If you’re part of a relatively new nonprofit with a dedicated but small board, chances are you know the board of directors needs to grow.
Here are a few promising practices to work toward:
- Decide on a target number of board members, even if you’re currently much smaller than that. Strive to replace any exiting board members and add new members. But, don’t add too many at one time. Getting some new faces with fresh ideas in the door is great, but you don’t want the new members to outweigh the existing. Grow 25% toward your target number each year until you’re where you want to be. Example: Your board consists of eight members. Your ideal size is 20 members. If two members are resigning this year, replace them and add three more. Over the following three years, do the same thing. In four years you will have grown slowly but steadily toward your ideal board size.
- Make board terms three years. As a new class comes in, those who have been on the board for three years should rotate off. If they’re still willing to be involved, assign them to a valuable volunteer position or to chair a non-board committee. If you keep your best volunteers involved, perhaps they’ll rejoin the board down the road. Their history with your organization is important.
- Make a list of people in your community to approach about joining the board. Spend a few minutes at a board meeting brainstorming people in your community and networks. Your list should be three to four times the number of people you’ll want to fill the slots on your board.

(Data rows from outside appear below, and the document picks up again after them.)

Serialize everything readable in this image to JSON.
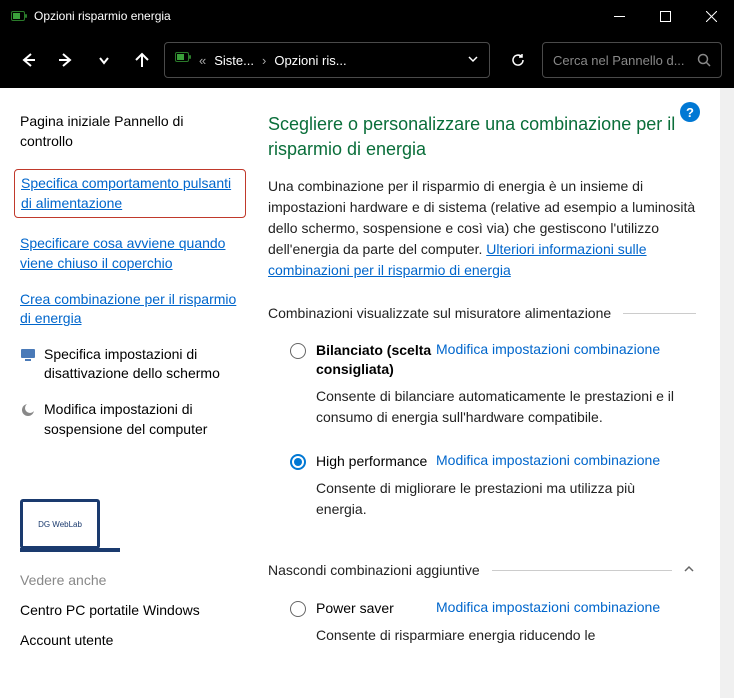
{
  "window": {
    "title": "Opzioni risparmio energia"
  },
  "breadcrumb": {
    "item1": "Siste...",
    "item2": "Opzioni ris..."
  },
  "search": {
    "placeholder": "Cerca nel Pannello d..."
  },
  "sidebar": {
    "home": "Pagina iniziale Pannello di controllo",
    "links": [
      "Specifica comportamento pulsanti di alimentazione",
      "Specificare cosa avviene quando viene chiuso il coperchio",
      "Crea combinazione per il risparmio di energia"
    ],
    "iconitems": [
      "Specifica impostazioni di disattivazione dello schermo",
      "Modifica impostazioni di sospensione del computer"
    ],
    "logo_text": "DG WebLab",
    "seealso": "Vedere anche",
    "related": [
      "Centro PC portatile Windows",
      "Account utente"
    ]
  },
  "main": {
    "heading": "Scegliere o personalizzare una combinazione per il risparmio di energia",
    "description": "Una combinazione per il risparmio di energia è un insieme di impostazioni hardware e di sistema (relative ad esempio a luminosità dello schermo, sospensione e così via) che gestiscono l'utilizzo dell'energia da parte del computer.",
    "moreinfo": "Ulteriori informazioni sulle combinazioni per il risparmio di energia",
    "section1": "Combinazioni visualizzate sul misuratore alimentazione",
    "section2": "Nascondi combinazioni aggiuntive",
    "modify_link": "Modifica impostazioni combinazione",
    "plans": [
      {
        "name": "Bilanciato (scelta consigliata)",
        "desc": "Consente di bilanciare automaticamente le prestazioni e il consumo di energia sull'hardware compatibile.",
        "selected": false,
        "bold": true
      },
      {
        "name": "High performance",
        "desc": "Consente di migliorare le prestazioni ma utilizza più energia.",
        "selected": true,
        "bold": false
      }
    ],
    "hidden_plan": {
      "name": "Power saver",
      "desc_partial": "Consente di risparmiare energia riducendo le"
    }
  }
}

- Examine your list of potential board members. Which ones have skill sets that your board needs? Which ones are the kinds of go-getters you want? Make sure you don’t have too many people who would be likely to show interest in just one certain area of the board (finance, volunteer management, etc.). Make sure their skill sets are varied.
- When you’re satisfied with that list, divide the phone calling up among your current board. This first call will be to gauge the interest level of each potential board member and collect more information from them. By the end of the conversation, if they’re still interested, send them a follow-up email with a list of board member requirements and expectations, and a form for them to fill out with all their contact information and areas of interest.
- When forms have all been returned, sort through them as a board or a nominating committee. Decide which ones are still in the running for a board position and which ones aren’t. Invite the ones who are still good contenders to sit down for coffee with two to three of your board and staff members. Have a conversation about what’s coming up for your organization and what it needs to be successful. By the end of the conversation, know if they are ready to be officially nominated as a board member or if they aren’t.
- Collect your official slate of board nominees and vote on them at a full board meeting. After the meeting, contact approved board members to congratulate them and invite them to their first event/program/board meeting/welcome lunch/etc. as board member.